Failed presidential candidate Hillary Clinton believes her experience in politics serves as a model for women around the world.
“I have often thought that I am a kind of a Rorschach test for people who are trying to make sense, not just of me personally, but of women’s roles and women’s expanded opportunities, in not only America but around the world,” she said during a paid college speech at Rutgers University.
Clinton expressed disappointment that she was no longer seen as an individual because she had been in the public spotlight for 25 years.
She pointed out that she was “the first woman of my generation” as First Lady who actually had a law degree before going to the White House with her husband, which brought about “assumptions and caricatures.” She also pointed to her “monumental” role in working for health care reform as First Lady.
“I would hope that people would spend a little bit of time actually looking behind the image or the picture, and that is I think is what we hope for all of us, we want to be known as who we are and judged positively and negatively based on what we actually do and not by what people said we did,” she said.
Clinton said that the 2016 election was “traumatic” but added that long walks in the woods, some chardonnay and writing her book “What Happened” helped her cope.
She warned the audience that they should be prepared to experience people who want to pull back opportunities and progress for women.

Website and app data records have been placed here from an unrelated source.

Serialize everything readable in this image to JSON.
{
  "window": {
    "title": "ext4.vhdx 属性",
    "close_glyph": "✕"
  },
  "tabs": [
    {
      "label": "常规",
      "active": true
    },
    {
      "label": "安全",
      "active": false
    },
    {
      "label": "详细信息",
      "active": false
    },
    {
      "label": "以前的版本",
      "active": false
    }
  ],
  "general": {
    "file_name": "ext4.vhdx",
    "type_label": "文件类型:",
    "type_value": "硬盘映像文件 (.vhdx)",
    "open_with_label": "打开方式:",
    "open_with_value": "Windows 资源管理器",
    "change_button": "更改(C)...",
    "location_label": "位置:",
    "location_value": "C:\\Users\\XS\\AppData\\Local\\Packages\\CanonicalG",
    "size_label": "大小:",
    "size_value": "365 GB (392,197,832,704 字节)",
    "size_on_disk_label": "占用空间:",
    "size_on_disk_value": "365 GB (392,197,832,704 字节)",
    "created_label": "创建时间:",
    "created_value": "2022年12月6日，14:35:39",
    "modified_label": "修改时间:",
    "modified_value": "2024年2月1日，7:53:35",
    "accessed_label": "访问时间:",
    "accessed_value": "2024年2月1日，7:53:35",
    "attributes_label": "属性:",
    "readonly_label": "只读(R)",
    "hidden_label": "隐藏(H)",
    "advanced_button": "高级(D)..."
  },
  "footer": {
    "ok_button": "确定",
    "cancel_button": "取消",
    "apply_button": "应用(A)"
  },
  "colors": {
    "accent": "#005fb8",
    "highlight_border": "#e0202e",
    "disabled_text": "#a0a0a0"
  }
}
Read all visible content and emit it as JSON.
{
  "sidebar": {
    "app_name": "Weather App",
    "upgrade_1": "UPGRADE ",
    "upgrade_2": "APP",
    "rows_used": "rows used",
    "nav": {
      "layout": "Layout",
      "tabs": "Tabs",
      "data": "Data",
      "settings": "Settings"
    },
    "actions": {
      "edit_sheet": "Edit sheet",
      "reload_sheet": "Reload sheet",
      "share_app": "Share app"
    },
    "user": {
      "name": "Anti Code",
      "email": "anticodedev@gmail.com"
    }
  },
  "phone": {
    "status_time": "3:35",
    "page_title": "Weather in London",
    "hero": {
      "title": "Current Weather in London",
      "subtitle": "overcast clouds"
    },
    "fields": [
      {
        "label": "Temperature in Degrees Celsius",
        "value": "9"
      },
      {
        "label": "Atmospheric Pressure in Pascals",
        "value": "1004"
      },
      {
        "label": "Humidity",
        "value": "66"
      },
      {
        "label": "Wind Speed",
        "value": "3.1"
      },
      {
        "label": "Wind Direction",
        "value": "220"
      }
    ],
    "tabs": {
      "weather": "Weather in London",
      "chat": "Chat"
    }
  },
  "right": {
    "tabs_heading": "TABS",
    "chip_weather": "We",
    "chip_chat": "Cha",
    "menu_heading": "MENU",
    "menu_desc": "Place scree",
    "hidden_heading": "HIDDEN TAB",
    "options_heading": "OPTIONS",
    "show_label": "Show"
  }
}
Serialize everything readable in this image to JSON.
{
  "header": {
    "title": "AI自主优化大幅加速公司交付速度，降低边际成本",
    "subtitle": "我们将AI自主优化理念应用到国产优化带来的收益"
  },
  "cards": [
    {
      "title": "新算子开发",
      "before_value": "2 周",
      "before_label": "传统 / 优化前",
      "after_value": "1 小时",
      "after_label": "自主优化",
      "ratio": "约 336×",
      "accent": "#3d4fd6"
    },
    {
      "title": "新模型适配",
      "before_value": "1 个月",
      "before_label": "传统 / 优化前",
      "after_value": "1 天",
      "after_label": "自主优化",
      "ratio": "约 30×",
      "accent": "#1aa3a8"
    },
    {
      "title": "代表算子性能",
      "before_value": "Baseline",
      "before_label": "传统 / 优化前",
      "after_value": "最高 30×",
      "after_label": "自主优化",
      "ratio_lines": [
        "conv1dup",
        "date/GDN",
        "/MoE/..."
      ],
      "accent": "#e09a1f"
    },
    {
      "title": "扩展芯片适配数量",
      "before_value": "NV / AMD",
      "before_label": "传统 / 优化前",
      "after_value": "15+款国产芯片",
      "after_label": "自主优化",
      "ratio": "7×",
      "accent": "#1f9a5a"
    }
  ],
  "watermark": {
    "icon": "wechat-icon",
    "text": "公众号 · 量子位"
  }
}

“You have to understand that’s part of breaking through glass ceilings and moving forward and bringing others with you,” she said. “You cannot allow yourselves to get discouraged about that because it’s going to happen.”